◆ DESCRIPTION OF THE TASK:
A bare number is the expected answer: the count of lines in the records that contain the word "JSON".

=== Section Start ===

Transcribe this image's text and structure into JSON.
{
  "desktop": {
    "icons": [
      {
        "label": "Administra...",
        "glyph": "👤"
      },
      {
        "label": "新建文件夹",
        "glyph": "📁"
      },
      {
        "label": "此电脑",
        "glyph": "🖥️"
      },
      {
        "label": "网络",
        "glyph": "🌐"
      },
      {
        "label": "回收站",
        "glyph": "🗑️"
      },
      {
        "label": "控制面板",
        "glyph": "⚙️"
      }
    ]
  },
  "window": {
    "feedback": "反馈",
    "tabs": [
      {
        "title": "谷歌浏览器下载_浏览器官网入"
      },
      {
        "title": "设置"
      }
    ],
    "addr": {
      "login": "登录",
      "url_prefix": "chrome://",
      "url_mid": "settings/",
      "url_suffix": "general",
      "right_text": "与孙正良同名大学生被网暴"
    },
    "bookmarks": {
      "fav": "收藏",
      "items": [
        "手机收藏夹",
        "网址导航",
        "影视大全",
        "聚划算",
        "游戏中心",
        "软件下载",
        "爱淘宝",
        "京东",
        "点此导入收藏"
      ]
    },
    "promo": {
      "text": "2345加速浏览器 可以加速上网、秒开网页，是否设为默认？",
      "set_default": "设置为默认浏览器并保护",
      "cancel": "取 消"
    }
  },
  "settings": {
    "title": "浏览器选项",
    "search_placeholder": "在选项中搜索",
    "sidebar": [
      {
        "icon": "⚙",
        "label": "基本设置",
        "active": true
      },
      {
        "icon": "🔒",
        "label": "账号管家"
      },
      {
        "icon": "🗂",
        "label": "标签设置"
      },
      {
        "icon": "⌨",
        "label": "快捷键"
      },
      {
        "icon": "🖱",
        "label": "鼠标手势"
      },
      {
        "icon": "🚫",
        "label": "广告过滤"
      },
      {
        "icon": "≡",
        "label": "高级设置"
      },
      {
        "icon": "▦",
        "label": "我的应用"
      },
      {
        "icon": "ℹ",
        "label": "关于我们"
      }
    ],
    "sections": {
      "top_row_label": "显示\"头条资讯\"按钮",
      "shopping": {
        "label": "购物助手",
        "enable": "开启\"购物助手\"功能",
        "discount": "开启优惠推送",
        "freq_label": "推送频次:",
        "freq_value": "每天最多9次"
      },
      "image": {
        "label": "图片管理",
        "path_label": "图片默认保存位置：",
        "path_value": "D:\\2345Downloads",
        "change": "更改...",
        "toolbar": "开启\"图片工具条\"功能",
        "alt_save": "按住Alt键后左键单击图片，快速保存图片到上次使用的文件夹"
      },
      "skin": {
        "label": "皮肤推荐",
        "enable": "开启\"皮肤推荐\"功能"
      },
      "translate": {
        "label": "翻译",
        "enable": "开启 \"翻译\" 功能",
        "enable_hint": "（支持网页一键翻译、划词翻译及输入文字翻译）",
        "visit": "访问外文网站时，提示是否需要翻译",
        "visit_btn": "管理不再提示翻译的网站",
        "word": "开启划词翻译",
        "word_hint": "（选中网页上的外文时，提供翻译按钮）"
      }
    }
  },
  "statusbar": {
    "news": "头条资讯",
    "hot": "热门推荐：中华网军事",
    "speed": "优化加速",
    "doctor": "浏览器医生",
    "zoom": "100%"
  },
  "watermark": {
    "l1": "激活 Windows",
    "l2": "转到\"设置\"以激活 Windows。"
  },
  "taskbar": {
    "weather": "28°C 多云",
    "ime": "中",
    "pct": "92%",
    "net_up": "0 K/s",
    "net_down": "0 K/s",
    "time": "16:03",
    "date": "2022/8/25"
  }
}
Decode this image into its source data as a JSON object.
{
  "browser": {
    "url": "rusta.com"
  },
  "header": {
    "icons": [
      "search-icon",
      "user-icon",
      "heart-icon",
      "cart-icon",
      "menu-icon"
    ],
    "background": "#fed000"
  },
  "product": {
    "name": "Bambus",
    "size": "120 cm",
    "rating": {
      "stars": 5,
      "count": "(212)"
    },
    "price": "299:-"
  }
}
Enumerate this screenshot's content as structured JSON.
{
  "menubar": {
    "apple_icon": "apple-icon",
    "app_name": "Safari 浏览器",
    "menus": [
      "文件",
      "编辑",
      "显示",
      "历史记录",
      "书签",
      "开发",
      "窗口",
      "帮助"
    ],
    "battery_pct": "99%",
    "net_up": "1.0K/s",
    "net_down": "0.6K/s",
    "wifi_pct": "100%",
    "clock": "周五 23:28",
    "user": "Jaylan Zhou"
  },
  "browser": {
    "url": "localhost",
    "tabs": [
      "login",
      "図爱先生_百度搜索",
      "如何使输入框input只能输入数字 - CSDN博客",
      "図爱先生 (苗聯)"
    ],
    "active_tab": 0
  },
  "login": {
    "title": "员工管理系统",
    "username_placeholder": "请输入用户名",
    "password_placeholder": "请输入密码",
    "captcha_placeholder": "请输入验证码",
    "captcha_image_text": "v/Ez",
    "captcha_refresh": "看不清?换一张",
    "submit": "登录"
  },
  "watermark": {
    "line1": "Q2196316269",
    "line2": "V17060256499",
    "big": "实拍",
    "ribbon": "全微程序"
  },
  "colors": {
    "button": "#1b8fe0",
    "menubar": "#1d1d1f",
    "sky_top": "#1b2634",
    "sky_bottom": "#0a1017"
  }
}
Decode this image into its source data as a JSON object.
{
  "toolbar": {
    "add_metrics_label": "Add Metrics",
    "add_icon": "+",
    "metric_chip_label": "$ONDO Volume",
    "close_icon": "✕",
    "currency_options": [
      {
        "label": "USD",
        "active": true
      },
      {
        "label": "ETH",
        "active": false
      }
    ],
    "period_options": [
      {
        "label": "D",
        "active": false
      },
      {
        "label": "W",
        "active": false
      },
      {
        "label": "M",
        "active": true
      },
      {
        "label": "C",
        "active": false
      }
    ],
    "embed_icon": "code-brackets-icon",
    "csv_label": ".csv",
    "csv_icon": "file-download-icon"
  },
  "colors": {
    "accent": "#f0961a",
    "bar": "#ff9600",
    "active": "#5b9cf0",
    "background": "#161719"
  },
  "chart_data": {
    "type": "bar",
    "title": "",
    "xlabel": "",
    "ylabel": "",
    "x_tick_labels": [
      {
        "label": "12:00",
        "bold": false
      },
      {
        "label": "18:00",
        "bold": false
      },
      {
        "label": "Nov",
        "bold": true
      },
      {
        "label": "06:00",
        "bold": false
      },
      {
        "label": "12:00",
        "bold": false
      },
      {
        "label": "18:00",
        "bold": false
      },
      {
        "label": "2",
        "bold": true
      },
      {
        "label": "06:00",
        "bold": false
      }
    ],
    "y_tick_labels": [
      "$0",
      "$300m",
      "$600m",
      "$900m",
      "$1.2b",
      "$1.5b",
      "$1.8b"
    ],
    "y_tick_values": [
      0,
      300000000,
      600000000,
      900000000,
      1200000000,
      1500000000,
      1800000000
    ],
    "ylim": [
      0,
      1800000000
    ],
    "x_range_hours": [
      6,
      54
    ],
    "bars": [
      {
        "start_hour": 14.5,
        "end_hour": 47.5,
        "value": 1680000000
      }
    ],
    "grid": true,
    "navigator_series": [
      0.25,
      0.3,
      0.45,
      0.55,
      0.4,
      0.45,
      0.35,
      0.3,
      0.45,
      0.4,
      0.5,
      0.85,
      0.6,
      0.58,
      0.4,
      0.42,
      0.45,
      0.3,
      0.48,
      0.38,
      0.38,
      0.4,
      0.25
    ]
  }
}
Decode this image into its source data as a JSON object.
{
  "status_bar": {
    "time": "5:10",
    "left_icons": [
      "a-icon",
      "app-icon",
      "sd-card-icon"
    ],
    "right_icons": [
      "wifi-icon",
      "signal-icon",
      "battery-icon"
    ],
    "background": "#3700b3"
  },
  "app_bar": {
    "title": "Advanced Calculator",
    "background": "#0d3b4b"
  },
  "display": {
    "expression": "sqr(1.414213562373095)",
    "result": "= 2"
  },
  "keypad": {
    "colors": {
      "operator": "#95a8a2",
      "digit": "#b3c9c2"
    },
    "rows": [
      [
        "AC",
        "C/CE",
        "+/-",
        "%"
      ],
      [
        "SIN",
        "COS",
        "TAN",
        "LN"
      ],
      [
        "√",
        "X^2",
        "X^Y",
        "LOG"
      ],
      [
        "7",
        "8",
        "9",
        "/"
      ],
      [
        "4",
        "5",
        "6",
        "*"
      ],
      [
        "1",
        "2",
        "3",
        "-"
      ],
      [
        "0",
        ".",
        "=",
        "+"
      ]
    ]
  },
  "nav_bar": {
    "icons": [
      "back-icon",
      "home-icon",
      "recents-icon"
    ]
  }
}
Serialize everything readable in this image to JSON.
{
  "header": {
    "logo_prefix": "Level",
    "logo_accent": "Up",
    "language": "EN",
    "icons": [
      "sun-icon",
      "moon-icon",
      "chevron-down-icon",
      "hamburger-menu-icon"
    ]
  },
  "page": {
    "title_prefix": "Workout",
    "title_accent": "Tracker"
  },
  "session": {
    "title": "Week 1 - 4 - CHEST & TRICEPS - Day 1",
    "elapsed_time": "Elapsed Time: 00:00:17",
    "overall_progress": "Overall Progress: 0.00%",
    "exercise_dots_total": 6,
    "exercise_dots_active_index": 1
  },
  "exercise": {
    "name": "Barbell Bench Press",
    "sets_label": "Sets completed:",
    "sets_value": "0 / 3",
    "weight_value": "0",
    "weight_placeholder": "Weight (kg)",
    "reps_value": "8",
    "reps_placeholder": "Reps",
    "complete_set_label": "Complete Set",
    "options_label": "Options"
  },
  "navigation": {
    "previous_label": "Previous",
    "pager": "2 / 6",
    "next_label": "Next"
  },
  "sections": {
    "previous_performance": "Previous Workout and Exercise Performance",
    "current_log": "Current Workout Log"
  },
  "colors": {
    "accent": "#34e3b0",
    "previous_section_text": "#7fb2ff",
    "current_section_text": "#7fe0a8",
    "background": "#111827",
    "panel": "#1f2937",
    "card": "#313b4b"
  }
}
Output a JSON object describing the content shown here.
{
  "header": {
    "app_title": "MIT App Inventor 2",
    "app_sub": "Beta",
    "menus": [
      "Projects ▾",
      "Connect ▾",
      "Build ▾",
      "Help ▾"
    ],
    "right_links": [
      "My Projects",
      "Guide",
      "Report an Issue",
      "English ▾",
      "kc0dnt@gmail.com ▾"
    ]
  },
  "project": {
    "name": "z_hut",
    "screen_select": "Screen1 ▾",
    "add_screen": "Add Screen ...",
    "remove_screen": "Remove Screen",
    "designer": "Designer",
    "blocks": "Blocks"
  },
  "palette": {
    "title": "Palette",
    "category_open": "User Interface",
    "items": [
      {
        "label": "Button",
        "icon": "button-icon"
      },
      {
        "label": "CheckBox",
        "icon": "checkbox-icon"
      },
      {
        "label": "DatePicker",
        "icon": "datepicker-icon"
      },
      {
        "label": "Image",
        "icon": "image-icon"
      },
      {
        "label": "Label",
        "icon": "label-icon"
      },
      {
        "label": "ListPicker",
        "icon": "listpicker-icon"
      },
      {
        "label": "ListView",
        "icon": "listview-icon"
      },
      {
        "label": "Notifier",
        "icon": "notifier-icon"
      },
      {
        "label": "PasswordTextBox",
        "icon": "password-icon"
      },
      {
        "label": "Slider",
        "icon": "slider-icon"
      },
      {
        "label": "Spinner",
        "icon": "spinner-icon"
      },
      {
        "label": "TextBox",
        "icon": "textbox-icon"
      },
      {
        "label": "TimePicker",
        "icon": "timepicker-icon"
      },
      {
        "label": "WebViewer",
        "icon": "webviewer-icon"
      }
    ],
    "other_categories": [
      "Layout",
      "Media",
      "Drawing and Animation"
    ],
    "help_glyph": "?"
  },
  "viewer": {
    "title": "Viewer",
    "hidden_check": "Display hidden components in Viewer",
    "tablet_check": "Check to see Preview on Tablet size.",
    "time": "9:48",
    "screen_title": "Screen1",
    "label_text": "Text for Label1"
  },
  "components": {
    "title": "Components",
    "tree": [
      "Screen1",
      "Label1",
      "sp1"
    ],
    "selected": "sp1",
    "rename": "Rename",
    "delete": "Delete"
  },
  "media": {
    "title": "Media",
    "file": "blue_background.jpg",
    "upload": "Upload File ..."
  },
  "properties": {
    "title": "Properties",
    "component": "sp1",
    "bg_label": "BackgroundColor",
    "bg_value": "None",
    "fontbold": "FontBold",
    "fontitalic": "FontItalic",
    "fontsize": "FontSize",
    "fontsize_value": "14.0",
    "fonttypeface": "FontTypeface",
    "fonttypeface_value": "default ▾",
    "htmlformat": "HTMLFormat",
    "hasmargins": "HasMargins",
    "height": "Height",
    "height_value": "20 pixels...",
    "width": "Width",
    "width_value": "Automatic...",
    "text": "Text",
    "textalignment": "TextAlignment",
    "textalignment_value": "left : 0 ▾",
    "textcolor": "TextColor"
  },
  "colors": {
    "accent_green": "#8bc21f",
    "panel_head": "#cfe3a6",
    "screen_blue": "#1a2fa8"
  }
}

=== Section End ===

◆ RESULT OF THE EXERCISE:
7